**What you should do**:
Your task is to copy each line in the listing that includes the word "this".

--------------------

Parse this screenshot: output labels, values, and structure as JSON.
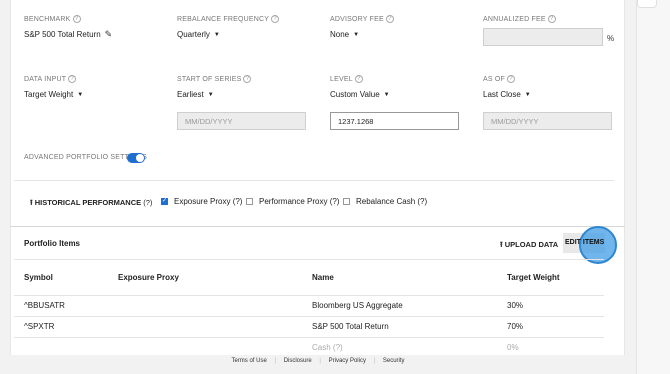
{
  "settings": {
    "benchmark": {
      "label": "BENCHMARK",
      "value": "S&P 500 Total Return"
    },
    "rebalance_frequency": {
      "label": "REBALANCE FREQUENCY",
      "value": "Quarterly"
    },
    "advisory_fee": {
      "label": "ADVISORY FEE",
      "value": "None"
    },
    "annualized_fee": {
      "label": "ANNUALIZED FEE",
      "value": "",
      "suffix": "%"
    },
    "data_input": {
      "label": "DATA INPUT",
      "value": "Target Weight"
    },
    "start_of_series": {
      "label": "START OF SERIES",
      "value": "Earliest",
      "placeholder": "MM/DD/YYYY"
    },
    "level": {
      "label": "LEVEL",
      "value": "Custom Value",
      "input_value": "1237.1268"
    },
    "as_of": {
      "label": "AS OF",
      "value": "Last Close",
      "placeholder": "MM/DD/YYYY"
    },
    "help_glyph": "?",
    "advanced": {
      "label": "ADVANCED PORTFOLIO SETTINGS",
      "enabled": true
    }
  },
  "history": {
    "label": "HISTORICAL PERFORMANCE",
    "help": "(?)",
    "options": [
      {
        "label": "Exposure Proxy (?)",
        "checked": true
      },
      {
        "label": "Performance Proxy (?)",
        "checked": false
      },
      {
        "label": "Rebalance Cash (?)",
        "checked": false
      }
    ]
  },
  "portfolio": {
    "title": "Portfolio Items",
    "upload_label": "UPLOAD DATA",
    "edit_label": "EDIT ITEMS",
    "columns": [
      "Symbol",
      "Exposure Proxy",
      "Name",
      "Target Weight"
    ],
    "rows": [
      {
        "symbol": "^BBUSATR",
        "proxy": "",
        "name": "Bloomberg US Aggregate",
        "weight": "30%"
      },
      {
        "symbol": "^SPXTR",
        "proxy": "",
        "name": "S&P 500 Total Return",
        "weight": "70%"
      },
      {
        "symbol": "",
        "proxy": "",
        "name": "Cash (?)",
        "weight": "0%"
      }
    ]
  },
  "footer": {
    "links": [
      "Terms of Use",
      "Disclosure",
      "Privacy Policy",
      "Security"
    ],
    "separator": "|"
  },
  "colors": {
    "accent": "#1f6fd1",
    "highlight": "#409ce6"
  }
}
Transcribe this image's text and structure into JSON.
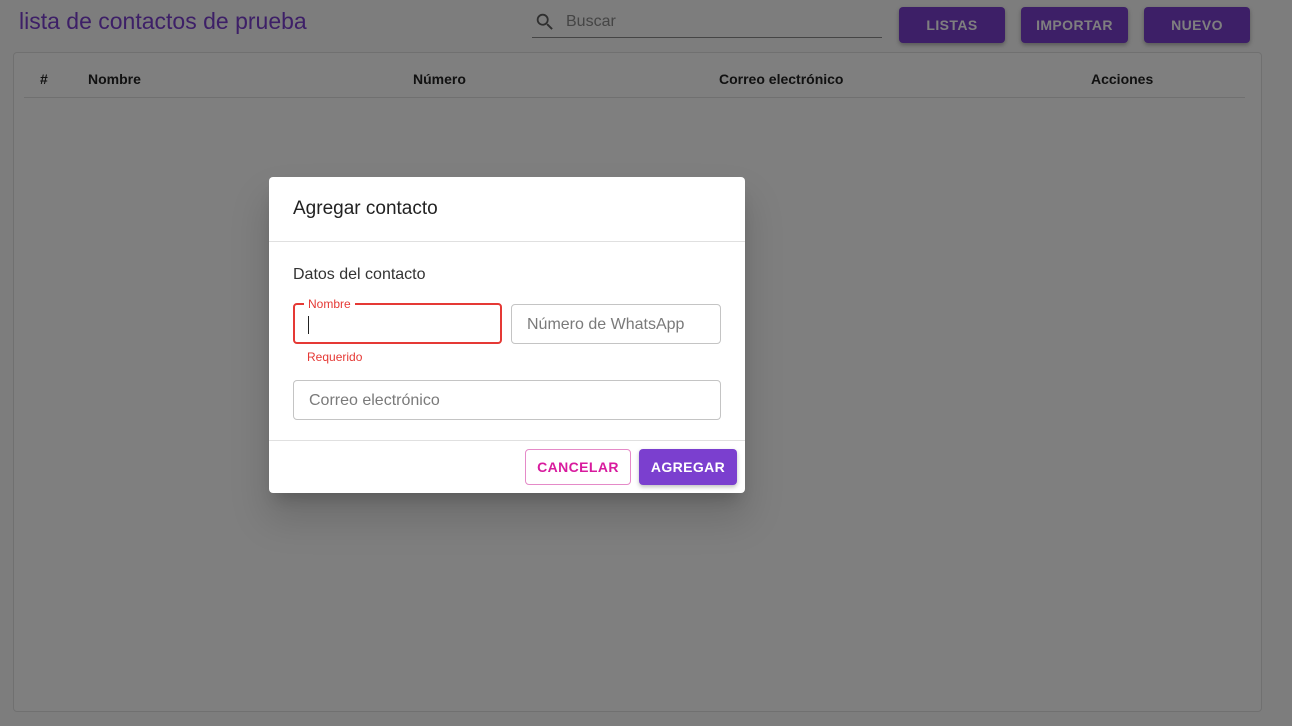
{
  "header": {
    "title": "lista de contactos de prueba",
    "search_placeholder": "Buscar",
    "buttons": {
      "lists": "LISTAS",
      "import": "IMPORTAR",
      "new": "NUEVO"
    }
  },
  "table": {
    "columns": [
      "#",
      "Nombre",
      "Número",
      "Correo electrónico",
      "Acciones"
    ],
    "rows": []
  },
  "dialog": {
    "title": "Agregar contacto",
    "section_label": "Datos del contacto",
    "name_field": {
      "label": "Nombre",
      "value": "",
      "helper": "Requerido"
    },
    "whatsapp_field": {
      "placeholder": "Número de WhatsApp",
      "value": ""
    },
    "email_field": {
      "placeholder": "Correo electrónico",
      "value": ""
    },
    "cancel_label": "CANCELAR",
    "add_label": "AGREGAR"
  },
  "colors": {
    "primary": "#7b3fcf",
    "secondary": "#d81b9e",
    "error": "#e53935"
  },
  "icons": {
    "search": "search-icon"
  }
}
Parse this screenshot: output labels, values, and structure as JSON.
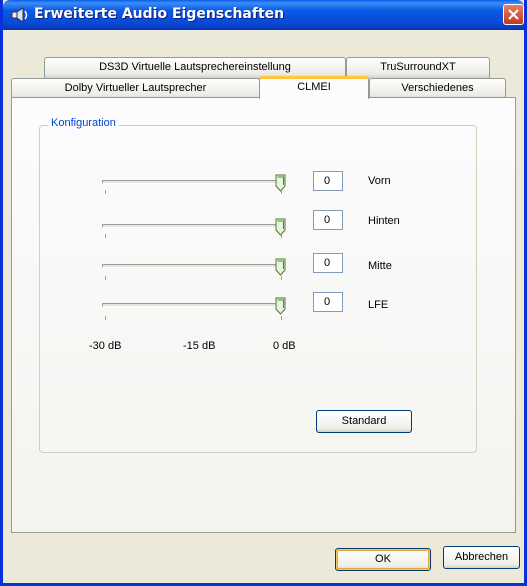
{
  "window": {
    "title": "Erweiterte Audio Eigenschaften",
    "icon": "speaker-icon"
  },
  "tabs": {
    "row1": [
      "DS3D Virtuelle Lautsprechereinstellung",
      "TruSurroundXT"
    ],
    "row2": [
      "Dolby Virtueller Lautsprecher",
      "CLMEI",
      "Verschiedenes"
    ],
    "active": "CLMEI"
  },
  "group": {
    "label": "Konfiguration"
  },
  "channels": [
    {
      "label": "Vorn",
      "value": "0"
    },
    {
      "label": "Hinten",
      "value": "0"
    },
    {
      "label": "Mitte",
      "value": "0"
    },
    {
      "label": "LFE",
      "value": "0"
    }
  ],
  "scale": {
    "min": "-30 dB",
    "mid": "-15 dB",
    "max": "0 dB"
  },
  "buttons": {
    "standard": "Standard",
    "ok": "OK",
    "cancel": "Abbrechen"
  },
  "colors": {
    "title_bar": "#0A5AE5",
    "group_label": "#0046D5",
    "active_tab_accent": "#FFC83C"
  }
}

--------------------

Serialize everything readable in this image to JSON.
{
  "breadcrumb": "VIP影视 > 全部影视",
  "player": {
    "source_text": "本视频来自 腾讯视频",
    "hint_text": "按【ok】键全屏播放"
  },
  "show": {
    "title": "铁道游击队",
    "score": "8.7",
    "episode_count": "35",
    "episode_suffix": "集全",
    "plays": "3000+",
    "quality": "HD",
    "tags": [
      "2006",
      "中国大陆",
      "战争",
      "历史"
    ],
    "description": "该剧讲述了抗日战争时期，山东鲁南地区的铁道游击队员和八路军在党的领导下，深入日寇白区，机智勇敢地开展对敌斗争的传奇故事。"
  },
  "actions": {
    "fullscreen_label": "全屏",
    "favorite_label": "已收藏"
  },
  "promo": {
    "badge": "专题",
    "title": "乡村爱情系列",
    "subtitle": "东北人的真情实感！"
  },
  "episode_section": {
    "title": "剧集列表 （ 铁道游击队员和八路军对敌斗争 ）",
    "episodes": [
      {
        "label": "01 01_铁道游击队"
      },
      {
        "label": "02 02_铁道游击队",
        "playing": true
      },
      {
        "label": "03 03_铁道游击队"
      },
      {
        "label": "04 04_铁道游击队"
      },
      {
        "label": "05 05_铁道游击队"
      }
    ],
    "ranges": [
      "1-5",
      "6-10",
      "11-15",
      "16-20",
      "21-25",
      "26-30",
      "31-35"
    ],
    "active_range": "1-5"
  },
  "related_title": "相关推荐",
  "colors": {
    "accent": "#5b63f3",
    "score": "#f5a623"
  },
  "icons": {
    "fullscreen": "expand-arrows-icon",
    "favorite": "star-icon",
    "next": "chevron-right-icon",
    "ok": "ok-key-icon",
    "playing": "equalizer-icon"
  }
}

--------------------

**Task solution**:
Parse this screenshot: output labels, values, and structure as JSON.
Transcribe this image's text and structure into JSON.
Parse this screenshot: output labels, values, and structure as JSON.
Serialize everything readable in this image to JSON.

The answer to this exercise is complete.